### [TASK BRIEF]
Every entry that follows must be written out exactly, apart from its pictures.

### [DATA FOR ANALYSIS]

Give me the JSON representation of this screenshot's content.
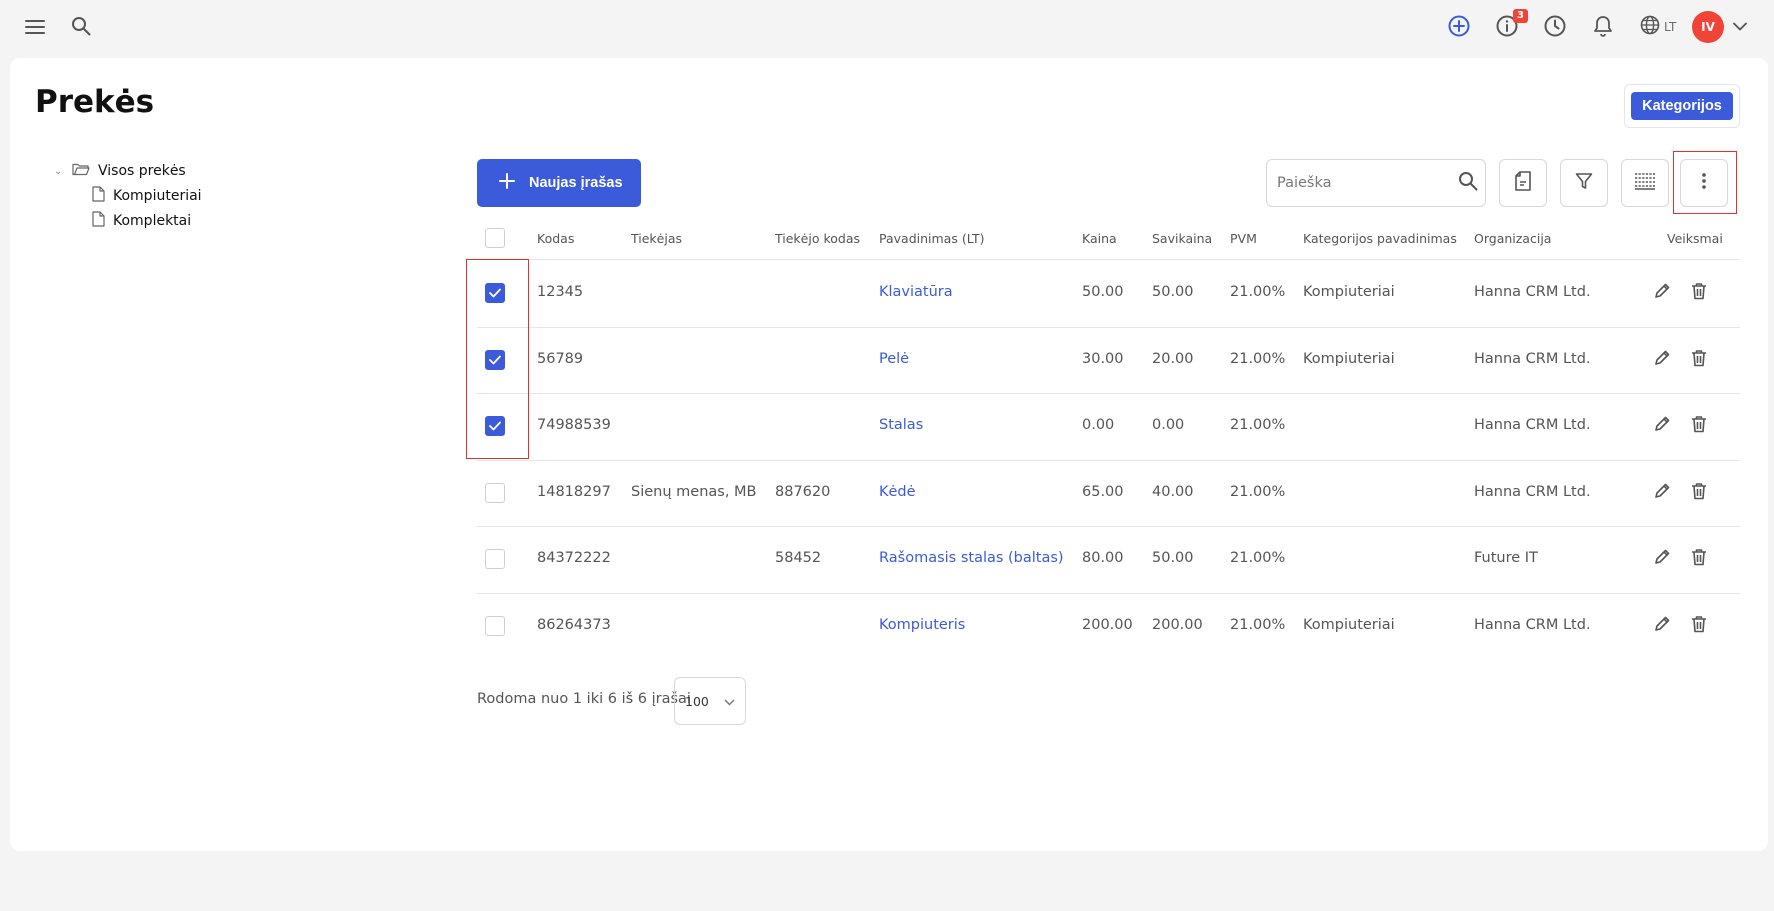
{
  "header": {
    "notifications_badge": "3",
    "language": "LT",
    "avatar_initials": "IV"
  },
  "page": {
    "title": "Prekės",
    "categories_button": "Kategorijos"
  },
  "tree": {
    "root": "Visos prekės",
    "children": [
      "Kompiuteriai",
      "Komplektai"
    ]
  },
  "toolbar": {
    "new_button": "Naujas įrašas",
    "search_placeholder": "Paieška"
  },
  "table": {
    "columns": [
      "Kodas",
      "Tiekėjas",
      "Tiekėjo kodas",
      "Pavadinimas (LT)",
      "Kaina",
      "Savikaina",
      "PVM",
      "Kategorijos pavadinimas",
      "Organizacija",
      "Veiksmai"
    ],
    "rows": [
      {
        "checked": true,
        "code": "12345",
        "supplier": "",
        "supplier_code": "",
        "name": "Klaviatūra",
        "price": "50.00",
        "cost": "50.00",
        "vat": "21.00%",
        "category": "Kompiuteriai",
        "org": "Hanna CRM Ltd."
      },
      {
        "checked": true,
        "code": "56789",
        "supplier": "",
        "supplier_code": "",
        "name": "Pelė",
        "price": "30.00",
        "cost": "20.00",
        "vat": "21.00%",
        "category": "Kompiuteriai",
        "org": "Hanna CRM Ltd."
      },
      {
        "checked": true,
        "code": "74988539",
        "supplier": "",
        "supplier_code": "",
        "name": "Stalas",
        "price": "0.00",
        "cost": "0.00",
        "vat": "21.00%",
        "category": "",
        "org": "Hanna CRM Ltd."
      },
      {
        "checked": false,
        "code": "14818297",
        "supplier": "Sienų menas, MB",
        "supplier_code": "887620",
        "name": "Kėdė",
        "price": "65.00",
        "cost": "40.00",
        "vat": "21.00%",
        "category": "",
        "org": "Hanna CRM Ltd."
      },
      {
        "checked": false,
        "code": "84372222",
        "supplier": "",
        "supplier_code": "58452",
        "name": "Rašomasis stalas (baltas)",
        "price": "80.00",
        "cost": "50.00",
        "vat": "21.00%",
        "category": "",
        "org": "Future IT"
      },
      {
        "checked": false,
        "code": "86264373",
        "supplier": "",
        "supplier_code": "",
        "name": "Kompiuteris",
        "price": "200.00",
        "cost": "200.00",
        "vat": "21.00%",
        "category": "Kompiuteriai",
        "org": "Hanna CRM Ltd."
      }
    ]
  },
  "footer": {
    "summary": "Rodoma nuo 1 iki 6 iš 6 įrašai",
    "page_size": "100"
  },
  "colors": {
    "primary": "#3b5bdb",
    "danger": "#f04438",
    "highlight": "#e03131"
  }
}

### [SOLUTION TO THIS TASK]
Give me the JSON representation of this screenshot's content.
{
  "header": {
    "notifications_badge": "3",
    "language": "LT",
    "avatar_initials": "IV"
  },
  "page": {
    "title": "Prekės",
    "categories_button": "Kategorijos"
  },
  "tree": {
    "root": "Visos prekės",
    "children": [
      "Kompiuteriai",
      "Komplektai"
    ]
  },
  "toolbar": {
    "new_button": "Naujas įrašas",
    "search_placeholder": "Paieška"
  },
  "table": {
    "columns": [
      "Kodas",
      "Tiekėjas",
      "Tiekėjo kodas",
      "Pavadinimas (LT)",
      "Kaina",
      "Savikaina",
      "PVM",
      "Kategorijos pavadinimas",
      "Organizacija",
      "Veiksmai"
    ],
    "rows": [
      {
        "checked": true,
        "code": "12345",
        "supplier": "",
        "supplier_code": "",
        "name": "Klaviatūra",
        "price": "50.00",
        "cost": "50.00",
        "vat": "21.00%",
        "category": "Kompiuteriai",
        "org": "Hanna CRM Ltd."
      },
      {
        "checked": true,
        "code": "56789",
        "supplier": "",
        "supplier_code": "",
        "name": "Pelė",
        "price": "30.00",
        "cost": "20.00",
        "vat": "21.00%",
        "category": "Kompiuteriai",
        "org": "Hanna CRM Ltd."
      },
      {
        "checked": true,
        "code": "74988539",
        "supplier": "",
        "supplier_code": "",
        "name": "Stalas",
        "price": "0.00",
        "cost": "0.00",
        "vat": "21.00%",
        "category": "",
        "org": "Hanna CRM Ltd."
      },
      {
        "checked": false,
        "code": "14818297",
        "supplier": "Sienų menas, MB",
        "supplier_code": "887620",
        "name": "Kėdė",
        "price": "65.00",
        "cost": "40.00",
        "vat": "21.00%",
        "category": "",
        "org": "Hanna CRM Ltd."
      },
      {
        "checked": false,
        "code": "84372222",
        "supplier": "",
        "supplier_code": "58452",
        "name": "Rašomasis stalas (baltas)",
        "price": "80.00",
        "cost": "50.00",
        "vat": "21.00%",
        "category": "",
        "org": "Future IT"
      },
      {
        "checked": false,
        "code": "86264373",
        "supplier": "",
        "supplier_code": "",
        "name": "Kompiuteris",
        "price": "200.00",
        "cost": "200.00",
        "vat": "21.00%",
        "category": "Kompiuteriai",
        "org": "Hanna CRM Ltd."
      }
    ]
  },
  "footer": {
    "summary": "Rodoma nuo 1 iki 6 iš 6 įrašai",
    "page_size": "100"
  },
  "colors": {
    "primary": "#3b5bdb",
    "danger": "#f04438",
    "highlight": "#e03131"
  }
}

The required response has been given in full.